Lines from the entries below that hold "list" form the answer; copy all of them.

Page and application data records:

====

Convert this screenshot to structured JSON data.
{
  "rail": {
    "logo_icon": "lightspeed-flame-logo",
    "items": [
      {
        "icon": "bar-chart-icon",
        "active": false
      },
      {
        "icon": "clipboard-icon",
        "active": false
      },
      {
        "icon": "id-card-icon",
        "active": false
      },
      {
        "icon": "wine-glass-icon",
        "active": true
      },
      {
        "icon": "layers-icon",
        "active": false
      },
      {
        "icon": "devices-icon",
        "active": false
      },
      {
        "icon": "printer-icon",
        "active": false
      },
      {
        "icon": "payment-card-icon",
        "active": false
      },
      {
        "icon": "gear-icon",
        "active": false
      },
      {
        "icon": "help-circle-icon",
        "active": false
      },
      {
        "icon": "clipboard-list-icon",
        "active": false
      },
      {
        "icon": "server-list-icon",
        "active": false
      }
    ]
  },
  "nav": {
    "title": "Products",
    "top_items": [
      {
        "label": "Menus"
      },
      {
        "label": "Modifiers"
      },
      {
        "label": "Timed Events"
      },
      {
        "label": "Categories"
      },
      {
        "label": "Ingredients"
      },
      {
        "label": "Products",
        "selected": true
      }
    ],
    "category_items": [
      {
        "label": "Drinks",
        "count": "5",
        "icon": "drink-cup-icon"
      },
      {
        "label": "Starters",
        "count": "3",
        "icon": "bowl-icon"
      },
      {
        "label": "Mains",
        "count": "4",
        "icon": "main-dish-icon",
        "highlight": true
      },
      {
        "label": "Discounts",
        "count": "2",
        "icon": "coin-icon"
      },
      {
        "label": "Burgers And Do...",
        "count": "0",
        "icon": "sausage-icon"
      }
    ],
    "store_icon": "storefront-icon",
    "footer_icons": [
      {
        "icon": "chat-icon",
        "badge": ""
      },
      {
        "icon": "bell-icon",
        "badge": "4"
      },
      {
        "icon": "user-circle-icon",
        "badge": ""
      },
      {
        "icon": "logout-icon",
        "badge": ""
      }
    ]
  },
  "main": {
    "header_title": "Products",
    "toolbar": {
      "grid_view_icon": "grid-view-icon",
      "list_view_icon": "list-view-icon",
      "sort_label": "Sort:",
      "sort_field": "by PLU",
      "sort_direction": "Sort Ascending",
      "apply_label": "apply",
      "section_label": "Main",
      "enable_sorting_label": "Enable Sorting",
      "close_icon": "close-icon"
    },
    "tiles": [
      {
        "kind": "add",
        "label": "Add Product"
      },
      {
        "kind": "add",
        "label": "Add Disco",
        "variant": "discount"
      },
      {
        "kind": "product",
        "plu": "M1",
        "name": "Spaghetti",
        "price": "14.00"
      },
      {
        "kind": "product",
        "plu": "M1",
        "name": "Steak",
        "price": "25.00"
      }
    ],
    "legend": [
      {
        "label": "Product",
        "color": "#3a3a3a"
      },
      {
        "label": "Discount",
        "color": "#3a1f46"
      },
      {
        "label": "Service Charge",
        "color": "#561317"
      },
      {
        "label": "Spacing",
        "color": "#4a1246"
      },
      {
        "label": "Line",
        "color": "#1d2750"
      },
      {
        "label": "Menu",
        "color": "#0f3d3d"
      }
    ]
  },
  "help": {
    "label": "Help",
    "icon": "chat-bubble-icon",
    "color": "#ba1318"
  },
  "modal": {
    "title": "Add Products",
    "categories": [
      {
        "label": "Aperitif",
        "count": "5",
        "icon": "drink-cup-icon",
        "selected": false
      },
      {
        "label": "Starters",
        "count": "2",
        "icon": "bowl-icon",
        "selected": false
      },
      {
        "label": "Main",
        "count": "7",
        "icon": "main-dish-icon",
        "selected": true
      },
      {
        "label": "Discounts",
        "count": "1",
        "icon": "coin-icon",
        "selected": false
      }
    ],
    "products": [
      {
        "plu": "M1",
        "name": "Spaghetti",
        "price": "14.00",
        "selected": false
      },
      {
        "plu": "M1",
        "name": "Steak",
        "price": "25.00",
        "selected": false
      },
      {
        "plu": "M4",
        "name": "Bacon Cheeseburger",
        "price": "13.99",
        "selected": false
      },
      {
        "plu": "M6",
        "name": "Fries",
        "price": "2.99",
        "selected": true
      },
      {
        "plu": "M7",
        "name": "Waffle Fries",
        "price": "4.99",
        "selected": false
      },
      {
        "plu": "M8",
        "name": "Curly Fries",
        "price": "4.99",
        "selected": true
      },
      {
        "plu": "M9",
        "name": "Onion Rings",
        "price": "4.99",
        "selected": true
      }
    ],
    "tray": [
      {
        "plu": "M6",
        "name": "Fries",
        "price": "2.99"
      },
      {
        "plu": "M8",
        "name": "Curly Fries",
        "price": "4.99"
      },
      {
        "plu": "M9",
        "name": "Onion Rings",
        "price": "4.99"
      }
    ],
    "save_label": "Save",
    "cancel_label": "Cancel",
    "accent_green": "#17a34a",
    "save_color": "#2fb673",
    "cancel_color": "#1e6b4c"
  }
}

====

Solved exercise —
        "icon": "clipboard-list-icon",
        "icon": "server-list-icon",
      "list_view_icon": "list-view-icon",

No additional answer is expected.